** Work to be completed **
The answer must be a single number: how many lines of the records below hold the word "INDIVIDUALS".
START Records for this task
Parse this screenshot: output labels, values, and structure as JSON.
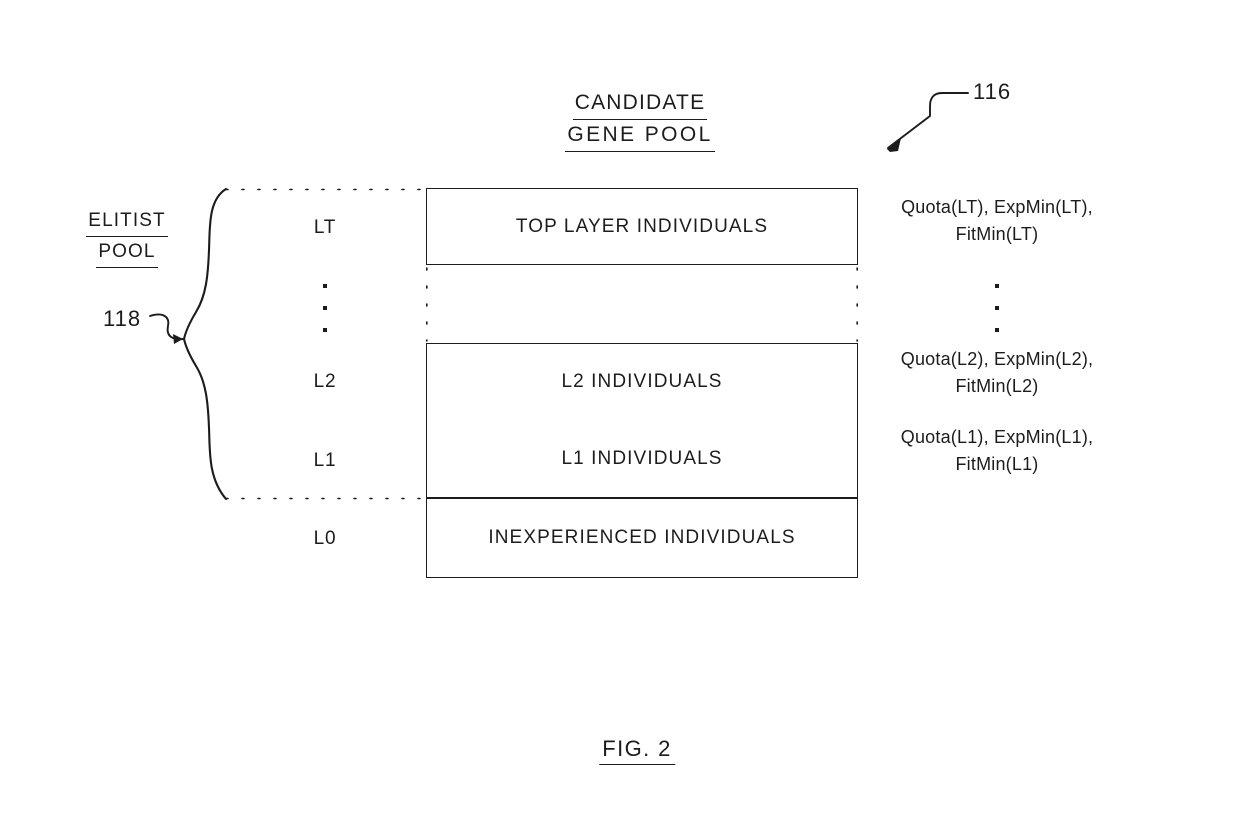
{
  "figure": {
    "caption": "FIG. 2",
    "title_line1": "CANDIDATE",
    "title_line2": "GENE  POOL",
    "title_ref": "116",
    "elitist_line1": "ELITIST",
    "elitist_line2": "POOL",
    "elitist_ref": "118"
  },
  "layers": [
    {
      "id": "LT",
      "caption": "LT",
      "box_label": "TOP LAYER INDIVIDUALS",
      "annotation_line1": "Quota(LT), ExpMin(LT),",
      "annotation_line2": "FitMin(LT)"
    },
    {
      "id": "L2",
      "caption": "L2",
      "box_label": "L2 INDIVIDUALS",
      "annotation_line1": "Quota(L2), ExpMin(L2),",
      "annotation_line2": "FitMin(L2)"
    },
    {
      "id": "L1",
      "caption": "L1",
      "box_label": "L1 INDIVIDUALS",
      "annotation_line1": "Quota(L1), ExpMin(L1),",
      "annotation_line2": "FitMin(L1)"
    },
    {
      "id": "L0",
      "caption": "L0",
      "box_label": "INEXPERIENCED INDIVIDUALS",
      "annotation_line1": "",
      "annotation_line2": ""
    }
  ],
  "ellipsis": {
    "layers_column": "vertical-ellipsis",
    "annotation_column": "vertical-ellipsis",
    "box_gap": "vertical-ellipsis"
  },
  "style": {
    "ink": "#1c1c1c",
    "background": "#ffffff"
  }
}
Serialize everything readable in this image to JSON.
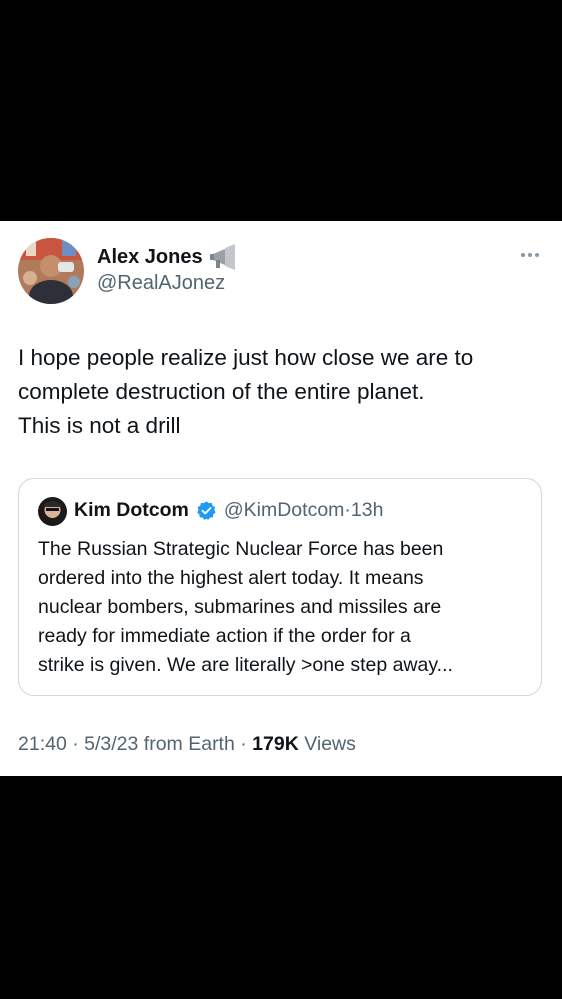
{
  "tweet": {
    "author": {
      "name": "Alex Jones",
      "handle": "@RealAJonez",
      "name_emoji_icon": "megaphone-icon"
    },
    "menu_icon": "more-icon",
    "text_lines": [
      "I hope people realize just how close we are to",
      "complete destruction of the entire planet.",
      "This is not a drill"
    ],
    "quoted": {
      "name": "Kim Dotcom",
      "verified_icon": "verified-badge-icon",
      "handle": "@KimDotcom",
      "separator": "·",
      "time": "13h",
      "text_lines": [
        "The Russian Strategic Nuclear Force has been",
        "ordered into the highest alert today. It means",
        "nuclear bombers, submarines and missiles are",
        "ready for immediate action if the order for a",
        "strike is given. We are literally >one step away..."
      ]
    },
    "footer": {
      "time": "21:40",
      "sep1": "·",
      "date": "5/3/23",
      "source": "from Earth",
      "sep2": "·",
      "views_count": "179K",
      "views_label": "Views"
    }
  },
  "colors": {
    "background": "#000000",
    "card": "#ffffff",
    "text_primary": "#0f1419",
    "text_secondary": "#536471",
    "verified_blue": "#1d9bf0",
    "border": "#cfd9de"
  }
}
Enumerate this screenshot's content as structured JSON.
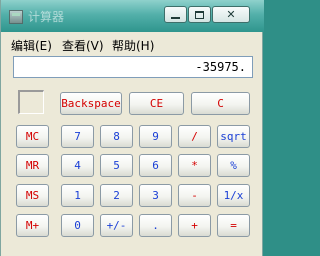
{
  "window": {
    "title": "计算器"
  },
  "menu": {
    "edit": "编辑(E)",
    "view": "查看(V)",
    "help": "帮助(H)"
  },
  "display": {
    "value": "-35975."
  },
  "buttons": {
    "backspace": "Backspace",
    "ce": "CE",
    "c": "C",
    "mc": "MC",
    "mr": "MR",
    "ms": "MS",
    "mplus": "M+",
    "d7": "7",
    "d8": "8",
    "d9": "9",
    "divide": "/",
    "sqrt": "sqrt",
    "d4": "4",
    "d5": "5",
    "d6": "6",
    "multiply": "*",
    "percent": "%",
    "d1": "1",
    "d2": "2",
    "d3": "3",
    "minus": "-",
    "reciprocal": "1/x",
    "d0": "0",
    "plusminus": "+/-",
    "decimal": ".",
    "plus": "+",
    "equals": "="
  },
  "colors": {
    "red_label": "#d40000",
    "blue_label": "#1a3fd6",
    "titlebar": "#53b0aa",
    "window_bg": "#ece9d8"
  },
  "icons": {
    "app": "calculator-icon",
    "minimize": "minimize-icon",
    "maximize": "maximize-icon",
    "close": "close-icon"
  }
}
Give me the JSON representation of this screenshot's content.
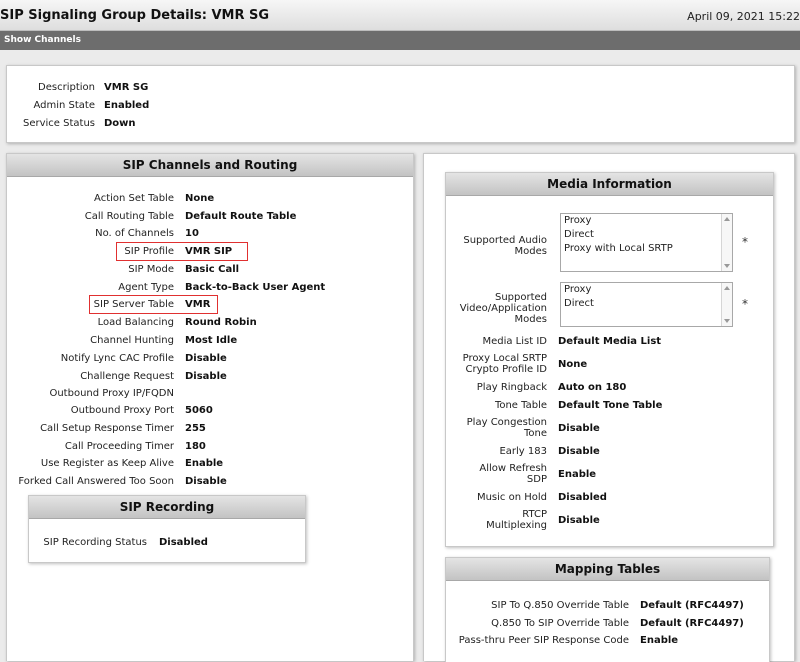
{
  "header": {
    "title": "SIP Signaling Group Details: VMR SG",
    "datetime": "April 09, 2021 15:22"
  },
  "toolbar": {
    "show_channels": "Show Channels"
  },
  "summary": {
    "rows": [
      {
        "label": "Description",
        "value": "VMR SG"
      },
      {
        "label": "Admin State",
        "value": "Enabled"
      },
      {
        "label": "Service Status",
        "value": "Down"
      }
    ]
  },
  "channels": {
    "title": "SIP Channels and Routing",
    "rows": [
      {
        "label": "Action Set Table",
        "value": "None"
      },
      {
        "label": "Call Routing Table",
        "value": "Default Route Table"
      },
      {
        "label": "No. of Channels",
        "value": "10"
      },
      {
        "label": "SIP Profile",
        "value": "VMR SIP"
      },
      {
        "label": "SIP Mode",
        "value": "Basic Call"
      },
      {
        "label": "Agent Type",
        "value": "Back-to-Back User Agent"
      },
      {
        "label": "SIP Server Table",
        "value": "VMR"
      },
      {
        "label": "Load Balancing",
        "value": "Round Robin"
      },
      {
        "label": "Channel Hunting",
        "value": "Most Idle"
      },
      {
        "label": "Notify Lync CAC Profile",
        "value": "Disable"
      },
      {
        "label": "Challenge Request",
        "value": "Disable"
      },
      {
        "label": "Outbound Proxy IP/FQDN",
        "value": ""
      },
      {
        "label": "Outbound Proxy Port",
        "value": "5060"
      },
      {
        "label": "Call Setup Response Timer",
        "value": "255"
      },
      {
        "label": "Call Proceeding Timer",
        "value": "180"
      },
      {
        "label": "Use Register as Keep Alive",
        "value": "Enable"
      },
      {
        "label": "Forked Call Answered Too Soon",
        "value": "Disable"
      }
    ]
  },
  "recording": {
    "title": "SIP Recording",
    "status_label": "SIP Recording Status",
    "status_value": "Disabled"
  },
  "media": {
    "title": "Media Information",
    "audio_label_1": "Supported Audio",
    "audio_label_2": "Modes",
    "audio_options": [
      "Proxy",
      "Direct",
      "Proxy with Local SRTP"
    ],
    "video_label_1": "Supported",
    "video_label_2": "Video/Application",
    "video_label_3": "Modes",
    "video_options": [
      "Proxy",
      "Direct"
    ],
    "asterisk": "*",
    "rows": [
      {
        "l1": "Media List ID",
        "l2": "",
        "value": "Default Media List"
      },
      {
        "l1": "Proxy Local SRTP",
        "l2": "Crypto Profile ID",
        "value": "None"
      },
      {
        "l1": "Play Ringback",
        "l2": "",
        "value": "Auto on 180"
      },
      {
        "l1": "Tone Table",
        "l2": "",
        "value": "Default Tone Table"
      },
      {
        "l1": "Play Congestion",
        "l2": "Tone",
        "value": "Disable"
      },
      {
        "l1": "Early 183",
        "l2": "",
        "value": "Disable"
      },
      {
        "l1": "Allow Refresh",
        "l2": "SDP",
        "value": "Enable"
      },
      {
        "l1": "Music on Hold",
        "l2": "",
        "value": "Disabled"
      },
      {
        "l1": "RTCP",
        "l2": "Multiplexing",
        "value": "Disable"
      }
    ]
  },
  "mapping": {
    "title": "Mapping Tables",
    "rows": [
      {
        "label": "SIP To Q.850 Override Table",
        "value": "Default (RFC4497)"
      },
      {
        "label": "Q.850 To SIP Override Table",
        "value": "Default (RFC4497)"
      },
      {
        "label": "Pass-thru Peer SIP Response Code",
        "value": "Enable"
      }
    ]
  },
  "colors": {
    "highlight": "#e03030",
    "toolbar": "#6d6d6d"
  }
}
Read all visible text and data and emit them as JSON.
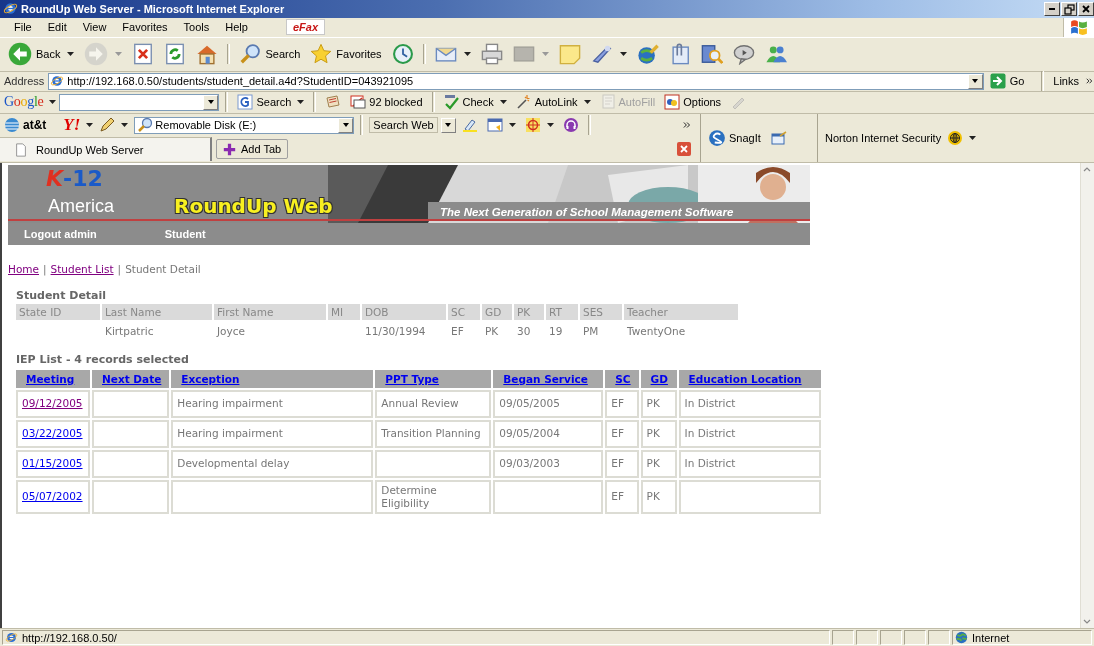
{
  "window": {
    "title": "RoundUp Web Server - Microsoft Internet Explorer"
  },
  "menu": [
    "File",
    "Edit",
    "View",
    "Favorites",
    "Tools",
    "Help"
  ],
  "efax": "eFax",
  "toolbar": [
    {
      "kind": "back",
      "label": "Back",
      "dropdown": true,
      "disabled": false
    },
    {
      "kind": "forward",
      "dropdown": true,
      "disabled": true
    },
    {
      "kind": "stop",
      "dropdown": false,
      "disabled": false
    },
    {
      "kind": "refresh",
      "dropdown": false,
      "disabled": false
    },
    {
      "kind": "home",
      "dropdown": false,
      "disabled": false
    },
    {
      "kind": "separator"
    },
    {
      "kind": "search",
      "label": "Search",
      "dropdown": false,
      "disabled": false
    },
    {
      "kind": "favorites",
      "label": "Favorites",
      "dropdown": false,
      "disabled": false
    },
    {
      "kind": "history",
      "dropdown": false,
      "disabled": false
    },
    {
      "kind": "separator"
    },
    {
      "kind": "mail",
      "dropdown": true,
      "disabled": false
    },
    {
      "kind": "print",
      "dropdown": false,
      "disabled": false
    },
    {
      "kind": "edit",
      "dropdown": true,
      "disabled": true
    },
    {
      "kind": "note",
      "dropdown": false,
      "disabled": false
    },
    {
      "kind": "messenger",
      "dropdown": true,
      "disabled": false
    },
    {
      "kind": "globe",
      "dropdown": false,
      "disabled": false
    },
    {
      "kind": "clip",
      "dropdown": false,
      "disabled": false
    },
    {
      "kind": "research",
      "dropdown": false,
      "disabled": false
    },
    {
      "kind": "discuss",
      "dropdown": false,
      "disabled": false
    },
    {
      "kind": "people",
      "dropdown": false,
      "disabled": false
    }
  ],
  "address": {
    "label": "Address",
    "value": "http://192.168.0.50/students/student_detail.a4d?StudentID=043921095",
    "go": "Go",
    "links": "Links"
  },
  "google_bar": {
    "logo": "Google",
    "items": [
      {
        "kind": "search",
        "label": "Search",
        "dropdown": true,
        "disabled": false
      },
      {
        "kind": "separator"
      },
      {
        "kind": "news",
        "dropdown": false,
        "disabled": false
      },
      {
        "kind": "popups",
        "label": "92 blocked",
        "dropdown": false,
        "disabled": false
      },
      {
        "kind": "separator"
      },
      {
        "kind": "check",
        "label": "Check",
        "dropdown": true,
        "disabled": false
      },
      {
        "kind": "autolink",
        "label": "AutoLink",
        "dropdown": true,
        "disabled": false
      },
      {
        "kind": "autofill",
        "label": "AutoFill",
        "dropdown": false,
        "disabled": true
      },
      {
        "kind": "options",
        "label": "Options",
        "dropdown": false,
        "disabled": false
      },
      {
        "kind": "highlight",
        "dropdown": false,
        "disabled": true
      }
    ]
  },
  "att_bar": {
    "logo": "at&t",
    "yahoo": "Y!",
    "search_value": "Removable Disk (E:)",
    "search_button": "Search Web"
  },
  "snagit": "SnagIt",
  "norton": "Norton Internet Security",
  "tabs": [
    {
      "label": "RoundUp Web Server",
      "selected": true
    }
  ],
  "add_tab": "Add Tab",
  "banner": {
    "logo_top": "K-12",
    "logo_bottom": "America",
    "title": "RoundUp Web",
    "tagline": "The Next Generation of School Management Software"
  },
  "nav": [
    "Logout admin",
    "Student"
  ],
  "breadcrumb": {
    "separator": "|",
    "items": [
      {
        "kind": "link",
        "label": "Home"
      },
      {
        "kind": "link",
        "label": "Student List"
      },
      {
        "kind": "current",
        "label": "Student Detail"
      }
    ]
  },
  "student_detail": {
    "title": "Student Detail",
    "columns": [
      "State ID",
      "Last Name",
      "First Name",
      "MI",
      "DOB",
      "SC",
      "GD",
      "PK",
      "RT",
      "SES",
      "Teacher"
    ],
    "cells": [
      {},
      {
        "text": "Kirtpatric"
      },
      {
        "text": "Joyce"
      },
      {},
      {
        "text": "11/30/1994"
      },
      {
        "text": "EF"
      },
      {
        "text": "PK"
      },
      {
        "text": "30"
      },
      {
        "text": "19"
      },
      {
        "text": "PM"
      },
      {
        "text": "TwentyOne"
      }
    ]
  },
  "iep": {
    "title": "IEP List - 4 records selected",
    "columns": [
      "Meeting",
      "Next Date",
      "Exception",
      "PPT Type",
      "Began Service",
      "SC",
      "GD",
      "Education Location"
    ],
    "rows": [
      {
        "visited": true,
        "cells": [
          "09/12/2005",
          null,
          "Hearing impairment",
          "Annual Review",
          "09/05/2005",
          "EF",
          "PK",
          "In District"
        ]
      },
      {
        "visited": false,
        "cells": [
          "03/22/2005",
          null,
          "Hearing impairment",
          "Transition Planning",
          "09/05/2004",
          "EF",
          "PK",
          "In District"
        ]
      },
      {
        "visited": false,
        "cells": [
          "01/15/2005",
          null,
          "Developmental delay",
          null,
          "09/03/2003",
          "EF",
          "PK",
          "In District"
        ]
      },
      {
        "visited": false,
        "cells": [
          "05/07/2002",
          null,
          null,
          "Determine Eligibility",
          null,
          "EF",
          "PK",
          null
        ]
      }
    ]
  },
  "status_bar": {
    "url": "http://192.168.0.50/",
    "zone": "Internet"
  }
}
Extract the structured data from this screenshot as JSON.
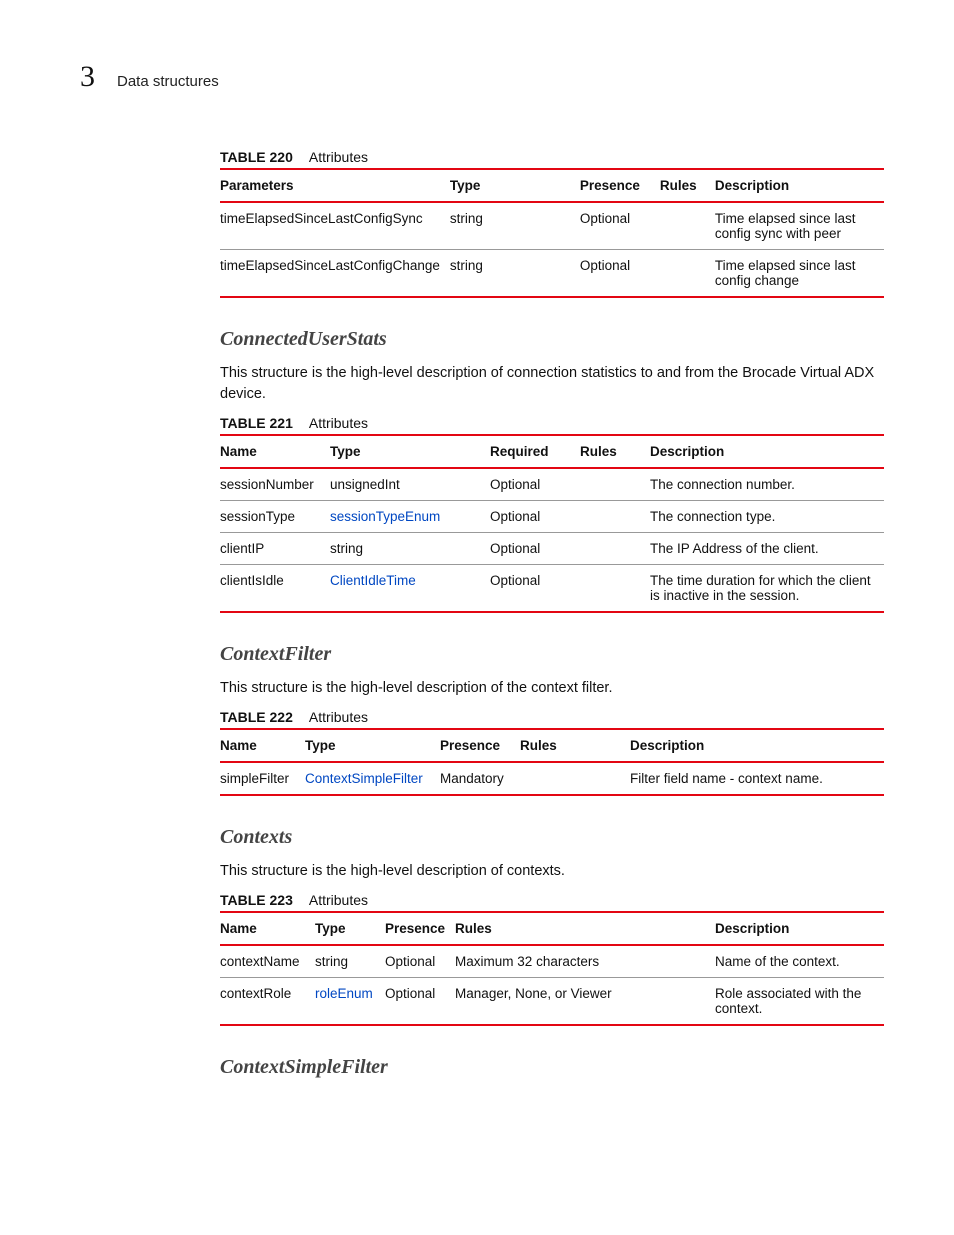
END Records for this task
** Task result **
4